In “Heirs,” Vizenor has ended colonialism through his own imagined creation of a Tribal Nation dedicated to healing. And in the most treasured of ironies, Christopher Columbus is a crossblood, too--a Mayan.
The main character is Stone Columbus, brother to the compassionate Naanabozho, the first trickster of Chippewa mythology. Born on a remote Indian reservation in Minnesota, Stone Columbus spreads his healing messages on CARP talk radio. He becomes the inspiration for a group of Indian storytellers who gather each autumn to imagine Columbus, and to advance the idea that the image of Columbus can be put to good use through their storytelling.
Thematically, Vizenor tells his readers that 500 years is long enough to be the victim of western oppression, that the survivors can turn it all around and imagine Columbus in their own ways. The explorer is taken out of his symbolism of domination--no mean accomplishment in these halcyon days of American hubris.
Since this is a trickster story in the tradition of Native American storytelling, normal novelistic plot is missing, but the strands of the tale contain myriad references to ongoing tribal politics. The gambling ship on which the new heirs arrive is taken over by the State, and Stone Columbus is charged with illegal gambling--a familiar story to tribes across the country. (Vizenor, an experienced newspaper writer, comes from a line of Minnesota Beaulieus who have offered critical analyses of federal Indian policy for a century.) The healer Felipa Flowers takes up the task of liberating sacred materials, and is accused by the Brotherhood of American Explorers of stealing museum artifacts.
Throughout the Flowers investigation, Almost Browne, another crossblood from the reservation, keeps everyone informed at tavern gatherings by presenting laser resurrections of everyone from Jesus Christ to Crazy Horse. This ecumenical spirit brings about the definition of tribal sovereignty, on Vizenor’s terms: “The notion of Tribal Sovereignty is not confiscable or earth bound; sovereignty is neither fence nor feathers.” The point is, the heirs transcend mere Indian-ness.

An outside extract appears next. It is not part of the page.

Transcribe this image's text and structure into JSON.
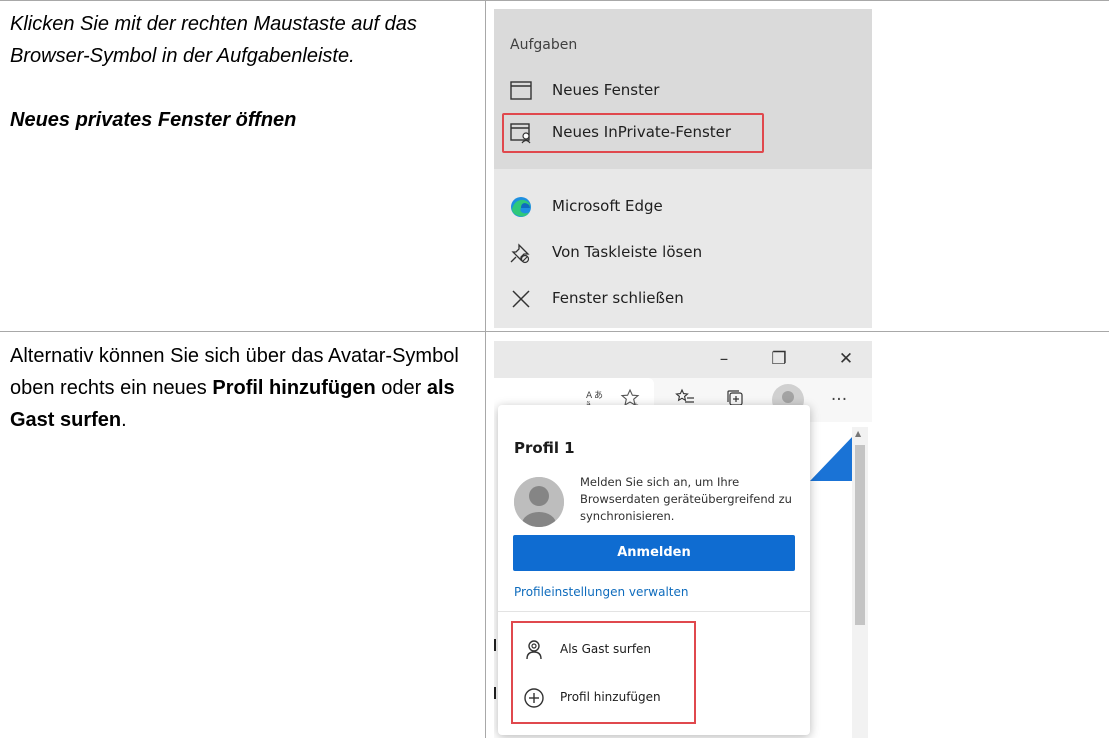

This may appear to be a denunciation of the tribal historical view, of the Bureau of Indian Affairs statistics, or both. It is, in fact, the trickster view for which Vizenor has become famous, a unique and oppositional non-tribal stance in the modern world. Some may consider it at odds with the reality of Indian life; but, if Satire is a sort of ritual, an ancient literary form used to curse one’s enemies and magically cure the ills of the world, anything can happen, any reality declared.

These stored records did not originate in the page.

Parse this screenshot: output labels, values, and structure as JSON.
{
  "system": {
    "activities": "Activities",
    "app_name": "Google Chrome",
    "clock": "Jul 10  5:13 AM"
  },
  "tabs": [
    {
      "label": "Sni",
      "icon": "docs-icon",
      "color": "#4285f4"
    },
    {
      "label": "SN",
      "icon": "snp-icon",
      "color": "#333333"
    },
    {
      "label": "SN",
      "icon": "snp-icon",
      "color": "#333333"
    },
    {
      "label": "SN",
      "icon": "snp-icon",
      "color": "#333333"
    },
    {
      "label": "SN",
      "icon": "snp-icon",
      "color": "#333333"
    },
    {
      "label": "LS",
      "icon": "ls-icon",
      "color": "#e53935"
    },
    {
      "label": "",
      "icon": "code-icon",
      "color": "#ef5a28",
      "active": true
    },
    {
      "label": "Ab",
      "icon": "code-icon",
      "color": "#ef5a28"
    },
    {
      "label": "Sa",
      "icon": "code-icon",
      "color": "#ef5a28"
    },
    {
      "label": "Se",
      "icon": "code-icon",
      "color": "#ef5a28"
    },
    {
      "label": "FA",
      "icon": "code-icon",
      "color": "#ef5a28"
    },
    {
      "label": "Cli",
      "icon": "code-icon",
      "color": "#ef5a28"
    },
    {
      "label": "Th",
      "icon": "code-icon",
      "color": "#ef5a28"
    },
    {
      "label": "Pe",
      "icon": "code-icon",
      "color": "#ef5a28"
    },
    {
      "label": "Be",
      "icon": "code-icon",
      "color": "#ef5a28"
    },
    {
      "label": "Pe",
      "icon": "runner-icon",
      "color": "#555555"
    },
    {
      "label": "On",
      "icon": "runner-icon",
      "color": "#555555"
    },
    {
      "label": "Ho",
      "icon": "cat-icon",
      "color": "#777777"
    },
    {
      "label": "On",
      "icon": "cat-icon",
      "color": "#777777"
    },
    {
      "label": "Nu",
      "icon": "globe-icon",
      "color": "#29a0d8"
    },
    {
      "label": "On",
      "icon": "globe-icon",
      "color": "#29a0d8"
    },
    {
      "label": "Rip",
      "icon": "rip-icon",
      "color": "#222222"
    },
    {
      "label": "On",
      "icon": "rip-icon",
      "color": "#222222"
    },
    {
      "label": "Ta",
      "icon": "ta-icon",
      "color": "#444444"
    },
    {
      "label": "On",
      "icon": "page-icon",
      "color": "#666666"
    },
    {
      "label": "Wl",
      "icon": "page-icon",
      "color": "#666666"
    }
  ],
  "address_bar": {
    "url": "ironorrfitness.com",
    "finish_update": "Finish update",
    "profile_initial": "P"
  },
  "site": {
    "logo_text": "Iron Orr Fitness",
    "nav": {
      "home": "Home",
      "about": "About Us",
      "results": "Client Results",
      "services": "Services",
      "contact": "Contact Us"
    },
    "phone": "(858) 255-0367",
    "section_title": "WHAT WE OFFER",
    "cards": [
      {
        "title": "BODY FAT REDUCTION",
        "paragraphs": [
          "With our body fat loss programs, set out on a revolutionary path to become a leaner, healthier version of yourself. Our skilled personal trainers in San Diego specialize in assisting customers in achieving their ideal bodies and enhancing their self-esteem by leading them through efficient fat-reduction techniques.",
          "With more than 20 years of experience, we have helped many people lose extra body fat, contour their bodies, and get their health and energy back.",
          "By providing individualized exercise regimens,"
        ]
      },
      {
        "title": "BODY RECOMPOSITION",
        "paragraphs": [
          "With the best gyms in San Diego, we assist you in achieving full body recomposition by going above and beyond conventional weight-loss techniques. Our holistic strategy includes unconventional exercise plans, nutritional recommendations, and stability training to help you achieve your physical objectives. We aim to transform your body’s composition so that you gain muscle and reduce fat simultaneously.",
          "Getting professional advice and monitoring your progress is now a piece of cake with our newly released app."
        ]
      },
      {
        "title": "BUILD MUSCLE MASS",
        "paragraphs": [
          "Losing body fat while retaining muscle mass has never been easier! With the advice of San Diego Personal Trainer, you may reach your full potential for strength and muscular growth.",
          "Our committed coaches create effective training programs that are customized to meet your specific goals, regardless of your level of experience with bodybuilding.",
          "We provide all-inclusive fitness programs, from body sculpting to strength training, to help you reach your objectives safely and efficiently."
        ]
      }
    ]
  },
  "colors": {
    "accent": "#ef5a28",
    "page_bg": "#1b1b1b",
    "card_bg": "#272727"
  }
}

Vizenor brings to a head the essential questions in the final pages of “Heirs.” The Dangerous Windingoo arrives to wreck the new nation. Stone engages him in the Moccasin Game, re-creating the essential conflict of all myth, and Chippewa Myth in particular. Stone wins by arguing that balance is the bottom line; whoever wins really loses. Thus Evil is never destroyed, merely controlled: brought into balance.

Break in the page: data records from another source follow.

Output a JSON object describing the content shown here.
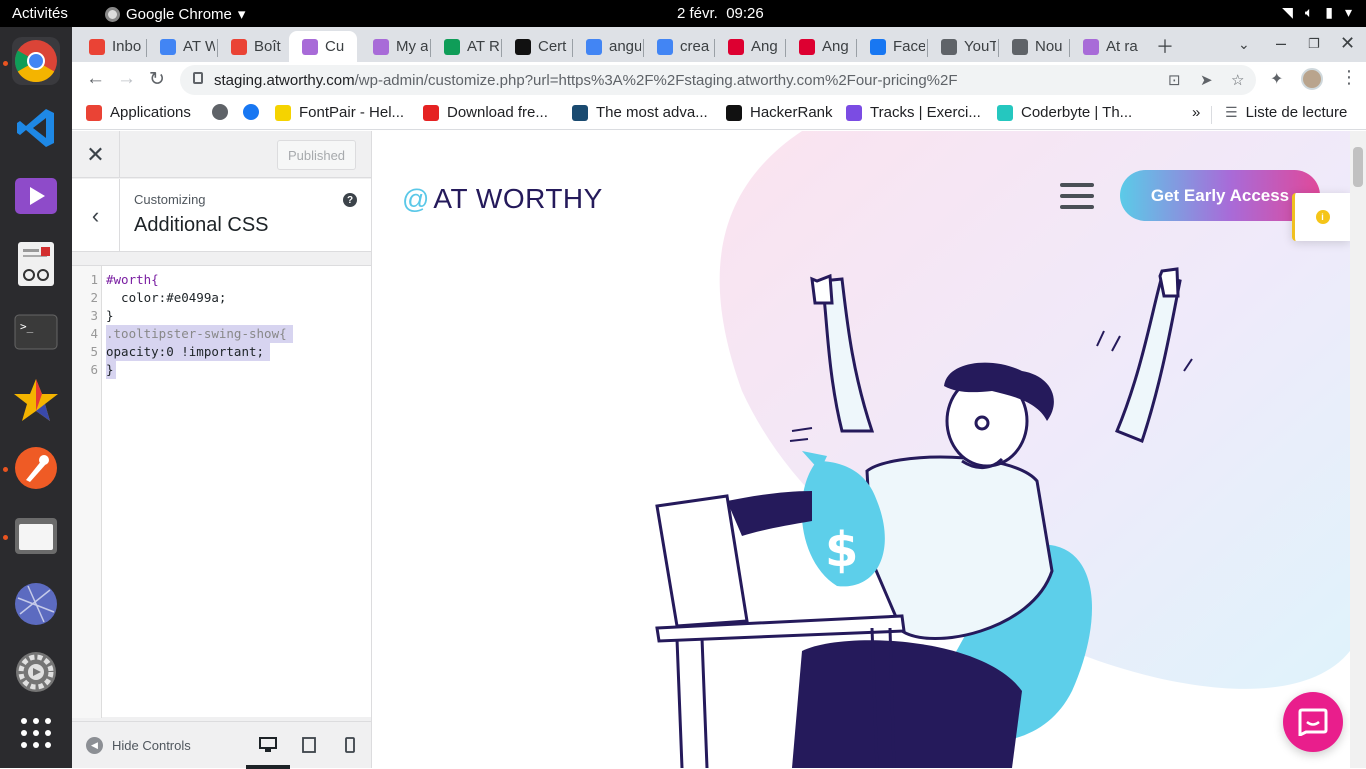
{
  "system": {
    "activities": "Activités",
    "app_name": "Google Chrome",
    "date": "2 févr.",
    "time": "09:26"
  },
  "tabs": [
    {
      "label": "Inbo",
      "favicon": "gmail-icon",
      "color": "#ea4335"
    },
    {
      "label": "AT W",
      "favicon": "calendar-icon",
      "color": "#4285f4"
    },
    {
      "label": "Boît",
      "favicon": "gmail-icon",
      "color": "#ea4335"
    },
    {
      "label": "Cu",
      "favicon": "atworthy-icon",
      "color": "#a86bd8",
      "active": true
    },
    {
      "label": "My a",
      "favicon": "atworthy-icon",
      "color": "#a86bd8"
    },
    {
      "label": "AT R",
      "favicon": "sheets-icon",
      "color": "#0f9d58"
    },
    {
      "label": "Cert",
      "favicon": "b-icon",
      "color": "#111111"
    },
    {
      "label": "angu",
      "favicon": "google-icon",
      "color": "#4285f4"
    },
    {
      "label": "crea",
      "favicon": "google-icon",
      "color": "#4285f4"
    },
    {
      "label": "Ang",
      "favicon": "angular-icon",
      "color": "#dd0031"
    },
    {
      "label": "Ang",
      "favicon": "angular-icon",
      "color": "#dd0031"
    },
    {
      "label": "Face",
      "favicon": "facebook-icon",
      "color": "#1877f2"
    },
    {
      "label": "YouT",
      "favicon": "globe-icon",
      "color": "#5f6368"
    },
    {
      "label": "Nou",
      "favicon": "chrome-icon",
      "color": "#5f6368"
    },
    {
      "label": "At ra",
      "favicon": "atworthy-icon",
      "color": "#a86bd8"
    }
  ],
  "address": {
    "domain": "staging.atworthy.com",
    "path": "/wp-admin/customize.php?url=https%3A%2F%2Fstaging.atworthy.com%2Four-pricing%2F"
  },
  "bookmarks": [
    {
      "label": "Applications",
      "icon": "apps-grid-icon",
      "color": "#ea4335"
    },
    {
      "label": "",
      "icon": "globe-icon",
      "color": "#5f6368"
    },
    {
      "label": "",
      "icon": "facebook-icon",
      "color": "#1877f2"
    },
    {
      "label": "FontPair - Hel...",
      "icon": "fontpair-icon",
      "color": "#f5d300"
    },
    {
      "label": "Download fre...",
      "icon": "hexagon-icon",
      "color": "#e52222"
    },
    {
      "label": "The most adva...",
      "icon": "f-icon",
      "color": "#1a4a70"
    },
    {
      "label": "HackerRank",
      "icon": "hackerrank-icon",
      "color": "#111111"
    },
    {
      "label": "Tracks | Exerci...",
      "icon": "exercism-icon",
      "color": "#7b4ce3"
    },
    {
      "label": "Coderbyte | Th...",
      "icon": "coderbyte-icon",
      "color": "#25c7bf"
    }
  ],
  "bookmarks_overflow": "»",
  "reading_list": "Liste de lecture",
  "customizer": {
    "publish_label": "Published",
    "subtitle": "Customizing",
    "title": "Additional CSS",
    "help": "?",
    "hide_controls": "Hide Controls",
    "code": [
      "#worth{",
      "  color:#e0499a;",
      "}",
      ".tooltipster-swing-show{",
      "opacity:0 !important;",
      "}"
    ]
  },
  "preview": {
    "logo_at": "@",
    "logo_text": "AT WORTHY",
    "cta": "Get Early Access",
    "brand_pink": "#e0499a",
    "brand_cyan": "#5bcbe8",
    "brand_navy": "#251a5b"
  }
}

In “Heirs,” Vizenor writes a modern Indian epilogue to the Columbus myth as incredible as any traditional stories. If you must read a book on Columbus during this commemorative period, this is the one.